He began to pick up the scattered bits of paper, Mary helping him, while Gibbs gazed rather stupidly at the queer figure with the bristling hair. Then Dick laughed.

"Well, you certainly gave me a scare," he said. "I thought you wanted to blow the place up. But I'm sorry I can't invest ten thousand dollars in that machine. It seems to me it would be just as easy to stand on the shore and throw the pieces of meat in the water by hand."

"Yes, of course, you could do it that way," admitted the professor, "but it isn't half so scientific. However, I'll not urge you," and, picking up his apparatus, he left the room after a low bow to Dick.

"He went away with less trouble than I expected," remarked Dick, as he looked at the wet place on the floor and at some of the bits of paper that still remained. "Well, Gibbs, I admit I was scared for a minute."

"So was I, Master Dick. I shouldn't have let him in, only you had given orders that all respectable-looking visitors were to be treated nicely, and I'm sure he looked respectable in spite of his queer hair."

"Oh, yes, he was respectable, all right. It's not your fault, Gibbs. I guess I'll have to draw the line about callers a little closer," concluded Dick as he sat down to breakfast.

The summer passed away and fall came. Dick returned to the academy, where he renewed his studies. Several times he was on the point of making another investment, but, as the stock of the milk company went up in value, he felt that this would answer the requirements of his mother's will, and furnish the profit called for. So, though he investigated many schemes that seemed to promise well, he did not take any stock in them.

It was in May of the following spring, when, having looked at a quotation of his milk stock, and found that it was a little higher than it had ever been before, Dick walked down to his father's bank to consult him about certain matters.

He found Mr. Hamilton in his private office, but the millionaire did not have a cheerful smile on his face. Instead he looked troubled.

"What's the matter, dad?" asked Dick.

"Well, I don't like the way the money market looks in New York," was the answer. "I've just heard by telegraph that several large banks have failed."

"Does it involve you?"

"To a certain extent, yes. Things look like a panic, such as we had a few years ago. Still, it may blow over."

"I wonder if it will affect the milk company?"

"It might. But there, Dick, don't go to worrying. You'll have enough of that to do when you get older. Things may turn out all right" But the worried look did not leave Mr. Hamilton's face, in spite of his attempt to cheer up his son.

The next morning when Dick came down to breakfast he saw his father at the table. But, instead of eating, the millionaire was eagerly looking at a newspaper. Dick glanced over his father's shoulder. There, staring at him, in big black letters, was the heading of a long article:


GREAT MONEY PANIC!


"Are things—are things in bad shape, dad?" asked Dick.

"Pretty much so," replied Mr. Hamilton, not looking up. "It's not as bad as I feared, though, and our bank will not suffer. However, lots of small concerns, and some big ones, have failed."

Then Dick caught sight of another part of the paper.

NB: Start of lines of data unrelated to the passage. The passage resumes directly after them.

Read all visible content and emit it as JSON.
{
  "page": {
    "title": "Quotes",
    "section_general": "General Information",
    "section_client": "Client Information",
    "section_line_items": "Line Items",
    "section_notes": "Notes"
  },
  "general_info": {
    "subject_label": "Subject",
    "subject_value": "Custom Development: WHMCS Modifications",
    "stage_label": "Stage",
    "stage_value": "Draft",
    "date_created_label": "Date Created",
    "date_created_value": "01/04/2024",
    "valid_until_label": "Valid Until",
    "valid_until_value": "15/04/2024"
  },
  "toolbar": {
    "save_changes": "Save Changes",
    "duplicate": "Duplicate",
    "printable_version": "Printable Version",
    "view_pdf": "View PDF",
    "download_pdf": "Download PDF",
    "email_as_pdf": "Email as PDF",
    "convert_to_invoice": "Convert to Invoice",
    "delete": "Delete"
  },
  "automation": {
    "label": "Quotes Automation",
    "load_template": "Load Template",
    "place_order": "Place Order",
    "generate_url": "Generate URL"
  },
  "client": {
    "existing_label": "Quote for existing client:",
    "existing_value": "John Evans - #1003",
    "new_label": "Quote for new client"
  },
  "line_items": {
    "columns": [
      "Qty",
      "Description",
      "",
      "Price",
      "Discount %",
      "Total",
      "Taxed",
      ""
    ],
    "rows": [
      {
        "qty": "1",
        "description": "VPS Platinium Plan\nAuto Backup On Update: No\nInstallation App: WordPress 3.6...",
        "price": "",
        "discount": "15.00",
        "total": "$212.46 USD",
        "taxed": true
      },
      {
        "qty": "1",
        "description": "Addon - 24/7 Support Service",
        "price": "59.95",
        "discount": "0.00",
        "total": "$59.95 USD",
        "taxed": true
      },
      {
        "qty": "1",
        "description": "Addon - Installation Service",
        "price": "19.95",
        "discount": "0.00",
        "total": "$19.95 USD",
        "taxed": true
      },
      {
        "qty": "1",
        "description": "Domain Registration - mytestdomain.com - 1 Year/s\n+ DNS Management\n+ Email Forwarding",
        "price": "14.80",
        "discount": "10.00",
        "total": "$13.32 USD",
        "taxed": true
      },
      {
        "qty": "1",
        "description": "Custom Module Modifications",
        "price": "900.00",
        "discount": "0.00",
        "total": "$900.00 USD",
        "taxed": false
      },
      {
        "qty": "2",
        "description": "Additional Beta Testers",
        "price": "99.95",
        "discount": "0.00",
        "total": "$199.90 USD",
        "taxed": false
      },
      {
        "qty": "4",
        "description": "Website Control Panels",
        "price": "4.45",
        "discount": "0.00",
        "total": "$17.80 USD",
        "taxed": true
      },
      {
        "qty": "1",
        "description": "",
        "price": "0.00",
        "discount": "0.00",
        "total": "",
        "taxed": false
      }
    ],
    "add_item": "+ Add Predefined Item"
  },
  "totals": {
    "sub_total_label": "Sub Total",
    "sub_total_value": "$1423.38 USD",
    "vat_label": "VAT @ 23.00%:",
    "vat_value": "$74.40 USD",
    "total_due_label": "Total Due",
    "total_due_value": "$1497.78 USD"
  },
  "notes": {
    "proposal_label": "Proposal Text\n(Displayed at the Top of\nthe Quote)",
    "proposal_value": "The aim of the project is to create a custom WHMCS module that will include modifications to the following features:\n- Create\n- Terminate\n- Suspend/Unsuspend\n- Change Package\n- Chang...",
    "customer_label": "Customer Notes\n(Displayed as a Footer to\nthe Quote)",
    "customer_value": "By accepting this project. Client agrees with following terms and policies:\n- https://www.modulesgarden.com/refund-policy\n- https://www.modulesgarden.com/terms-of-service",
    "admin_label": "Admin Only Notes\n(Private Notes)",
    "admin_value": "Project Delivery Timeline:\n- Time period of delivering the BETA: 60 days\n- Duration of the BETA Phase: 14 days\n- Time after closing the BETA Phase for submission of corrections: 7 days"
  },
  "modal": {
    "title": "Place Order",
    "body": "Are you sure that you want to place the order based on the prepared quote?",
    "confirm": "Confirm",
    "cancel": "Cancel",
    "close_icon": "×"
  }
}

He could hardly believe his eyes, for, in a prominent part of the page, was an article telling of the failure of the big milk concern in which he had invested.

"Dad!" he exclaimed, taking hold of the paper, and pointing to the account.

"Yes," replied Mr. Hamilton. "I saw it. Your investment is a failure, Dick."